Photo Credit: UGA Grady College

The University of Georgia will move to online classes for the rest of the spring semester and reduce on-campus activities to a minimum, including canceling the May commencement ceremony, President Jere Morehead announced today.

The few students who remain in residence halls because they have nowhere to go can stay, and can get food to go from Bolton Hall. Other students who live on campus and meal plan subscribers will be given refunds on a pro-rated basis. All students will also receive pro-rated refunds on fees. Advising for the fall semester will happen remotely.

Classes will resume online Mar. 30. The deadline to withdraw has been extended until Apr. 17.

Routine research conducted on campus is winding down this week. All non-essential employees will continue working from home.

All events this semester are canceled, including athletics, performances, student activities, Honors Week and commencement. Students will be able to graduate, though.

“We realize that the cancellation of many of these activities is extremely disappointing—particularly the cancellation of Spring Commencement on Friday, May 8, 2020,” Morehead said. “Therefore, we are exploring other ways to honor our graduates and will communicate when those plans are known. These decisions are not made lightly, but with the best interests of our campus community and our students’ families and loved ones in mind.”

See the full message from UGA here.

The decision to suspend on-campus activities comes as colleges and cities around the country put measures in place to ensure that people don’t gather in crowds—considered by experts the best way to combat the spread of coronavirus, along with hygiene practices like frequent hand-washing and covering coughs.

The Athens-Clarke County Commission voted Monday to essentially shut down bars and restrict restaurants to take-out and delivery because college students who remain in town didn’t heed warnings to practice social distancing.

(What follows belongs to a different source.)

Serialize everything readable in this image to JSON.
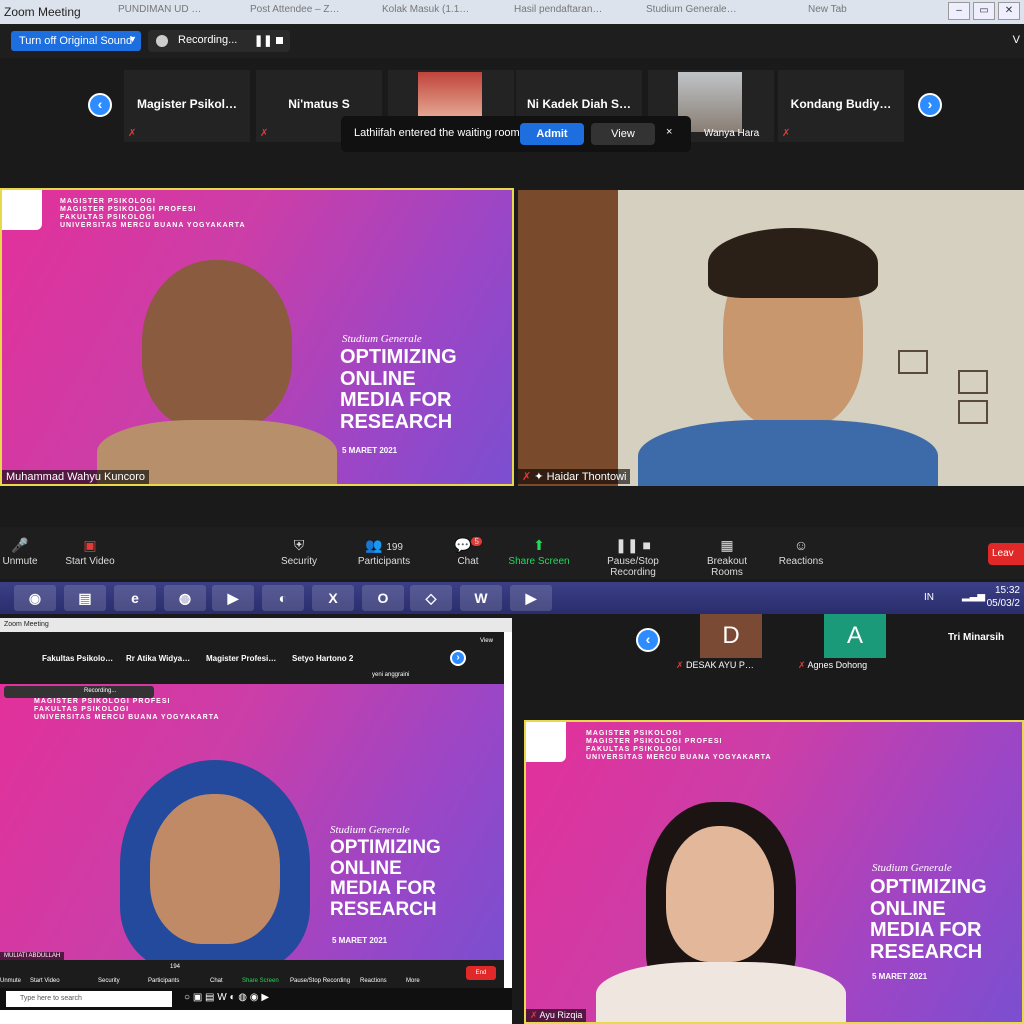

Also Monday, Gov. Brian Kemp ordered all public colleges, universites and K-12 schools to stay closed through the end of March.